• **Activity**:
Print out the data below in full, exactly as written.

**** Input records ****

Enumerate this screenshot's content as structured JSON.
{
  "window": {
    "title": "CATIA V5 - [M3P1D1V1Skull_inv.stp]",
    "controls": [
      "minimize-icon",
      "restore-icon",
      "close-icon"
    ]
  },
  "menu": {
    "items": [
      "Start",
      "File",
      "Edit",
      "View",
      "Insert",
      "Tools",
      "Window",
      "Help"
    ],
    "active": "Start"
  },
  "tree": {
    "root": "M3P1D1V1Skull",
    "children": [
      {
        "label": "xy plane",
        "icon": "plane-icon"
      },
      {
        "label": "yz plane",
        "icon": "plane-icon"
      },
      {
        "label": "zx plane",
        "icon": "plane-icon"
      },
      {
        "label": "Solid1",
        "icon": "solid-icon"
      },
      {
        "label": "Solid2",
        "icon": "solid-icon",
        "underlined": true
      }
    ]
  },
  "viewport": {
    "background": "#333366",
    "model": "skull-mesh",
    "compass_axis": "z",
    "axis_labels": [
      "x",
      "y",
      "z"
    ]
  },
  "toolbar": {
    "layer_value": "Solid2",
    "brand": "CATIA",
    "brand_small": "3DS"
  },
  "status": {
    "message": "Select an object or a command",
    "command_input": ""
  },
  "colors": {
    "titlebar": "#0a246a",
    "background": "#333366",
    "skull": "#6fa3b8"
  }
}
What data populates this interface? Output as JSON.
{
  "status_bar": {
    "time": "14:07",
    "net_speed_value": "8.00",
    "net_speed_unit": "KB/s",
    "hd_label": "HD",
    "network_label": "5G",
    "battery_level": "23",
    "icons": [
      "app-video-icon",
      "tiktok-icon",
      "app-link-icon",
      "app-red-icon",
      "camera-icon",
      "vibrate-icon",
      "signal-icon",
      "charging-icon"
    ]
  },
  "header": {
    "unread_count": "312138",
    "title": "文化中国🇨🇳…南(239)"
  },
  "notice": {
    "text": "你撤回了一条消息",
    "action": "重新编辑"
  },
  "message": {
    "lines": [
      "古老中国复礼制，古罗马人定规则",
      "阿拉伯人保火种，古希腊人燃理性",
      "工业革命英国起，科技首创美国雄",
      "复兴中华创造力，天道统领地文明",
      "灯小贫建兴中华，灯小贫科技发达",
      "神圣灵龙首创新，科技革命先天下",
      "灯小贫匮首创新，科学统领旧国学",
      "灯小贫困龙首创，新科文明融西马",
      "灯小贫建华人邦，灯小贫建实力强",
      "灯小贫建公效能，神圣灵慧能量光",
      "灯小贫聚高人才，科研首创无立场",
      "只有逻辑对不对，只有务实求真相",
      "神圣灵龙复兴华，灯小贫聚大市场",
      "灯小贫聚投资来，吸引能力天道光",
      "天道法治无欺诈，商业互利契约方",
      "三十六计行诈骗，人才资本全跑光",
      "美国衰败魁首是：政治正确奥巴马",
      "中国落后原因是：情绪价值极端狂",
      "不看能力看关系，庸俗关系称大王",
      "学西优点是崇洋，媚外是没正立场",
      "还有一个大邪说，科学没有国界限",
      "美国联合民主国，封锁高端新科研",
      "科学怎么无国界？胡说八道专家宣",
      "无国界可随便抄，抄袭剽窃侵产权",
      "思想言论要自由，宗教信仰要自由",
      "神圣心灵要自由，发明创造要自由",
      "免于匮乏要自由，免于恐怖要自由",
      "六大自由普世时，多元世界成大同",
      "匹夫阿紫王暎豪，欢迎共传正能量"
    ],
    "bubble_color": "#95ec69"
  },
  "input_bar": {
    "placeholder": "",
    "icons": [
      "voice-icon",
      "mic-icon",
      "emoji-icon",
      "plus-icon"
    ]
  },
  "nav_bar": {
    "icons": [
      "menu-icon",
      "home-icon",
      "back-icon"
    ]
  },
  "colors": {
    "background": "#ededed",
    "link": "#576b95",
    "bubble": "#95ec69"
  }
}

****

• **Your solution**:
Enumerate this screenshot's content as structured JSON.
{
  "window": {
    "title": "CATIA V5 - [M3P1D1V1Skull_inv.stp]",
    "controls": [
      "minimize-icon",
      "restore-icon",
      "close-icon"
    ]
  },
  "menu": {
    "items": [
      "Start",
      "File",
      "Edit",
      "View",
      "Insert",
      "Tools",
      "Window",
      "Help"
    ],
    "active": "Start"
  },
  "tree": {
    "root": "M3P1D1V1Skull",
    "children": [
      {
        "label": "xy plane",
        "icon": "plane-icon"
      },
      {
        "label": "yz plane",
        "icon": "plane-icon"
      },
      {
        "label": "zx plane",
        "icon": "plane-icon"
      },
      {
        "label": "Solid1",
        "icon": "solid-icon"
      },
      {
        "label": "Solid2",
        "icon": "solid-icon",
        "underlined": true
      }
    ]
  },
  "viewport": {
    "background": "#333366",
    "model": "skull-mesh",
    "compass_axis": "z",
    "axis_labels": [
      "x",
      "y",
      "z"
    ]
  },
  "toolbar": {
    "layer_value": "Solid2",
    "brand": "CATIA",
    "brand_small": "3DS"
  },
  "status": {
    "message": "Select an object or a command",
    "command_input": ""
  },
  "colors": {
    "titlebar": "#0a246a",
    "background": "#333366",
    "skull": "#6fa3b8"
  }
}
What data populates this interface? Output as JSON.
{
  "status_bar": {
    "time": "14:07",
    "net_speed_value": "8.00",
    "net_speed_unit": "KB/s",
    "hd_label": "HD",
    "network_label": "5G",
    "battery_level": "23",
    "icons": [
      "app-video-icon",
      "tiktok-icon",
      "app-link-icon",
      "app-red-icon",
      "camera-icon",
      "vibrate-icon",
      "signal-icon",
      "charging-icon"
    ]
  },
  "header": {
    "unread_count": "312138",
    "title": "文化中国🇨🇳…南(239)"
  },
  "notice": {
    "text": "你撤回了一条消息",
    "action": "重新编辑"
  },
  "message": {
    "lines": [
      "古老中国复礼制，古罗马人定规则",
      "阿拉伯人保火种，古希腊人燃理性",
      "工业革命英国起，科技首创美国雄",
      "复兴中华创造力，天道统领地文明",
      "灯小贫建兴中华，灯小贫科技发达",
      "神圣灵龙首创新，科技革命先天下",
      "灯小贫匮首创新，科学统领旧国学",
      "灯小贫困龙首创，新科文明融西马",
      "灯小贫建华人邦，灯小贫建实力强",
      "灯小贫建公效能，神圣灵慧能量光",
      "灯小贫聚高人才，科研首创无立场",
      "只有逻辑对不对，只有务实求真相",
      "神圣灵龙复兴华，灯小贫聚大市场",
      "灯小贫聚投资来，吸引能力天道光",
      "天道法治无欺诈，商业互利契约方",
      "三十六计行诈骗，人才资本全跑光",
      "美国衰败魁首是：政治正确奥巴马",
      "中国落后原因是：情绪价值极端狂",
      "不看能力看关系，庸俗关系称大王",
      "学西优点是崇洋，媚外是没正立场",
      "还有一个大邪说，科学没有国界限",
      "美国联合民主国，封锁高端新科研",
      "科学怎么无国界？胡说八道专家宣",
      "无国界可随便抄，抄袭剽窃侵产权",
      "思想言论要自由，宗教信仰要自由",
      "神圣心灵要自由，发明创造要自由",
      "免于匮乏要自由，免于恐怖要自由",
      "六大自由普世时，多元世界成大同",
      "匹夫阿紫王暎豪，欢迎共传正能量"
    ],
    "bubble_color": "#95ec69"
  },
  "input_bar": {
    "placeholder": "",
    "icons": [
      "voice-icon",
      "mic-icon",
      "emoji-icon",
      "plus-icon"
    ]
  },
  "nav_bar": {
    "icons": [
      "menu-icon",
      "home-icon",
      "back-icon"
    ]
  },
  "colors": {
    "background": "#ededed",
    "link": "#576b95",
    "bubble": "#95ec69"
  }
}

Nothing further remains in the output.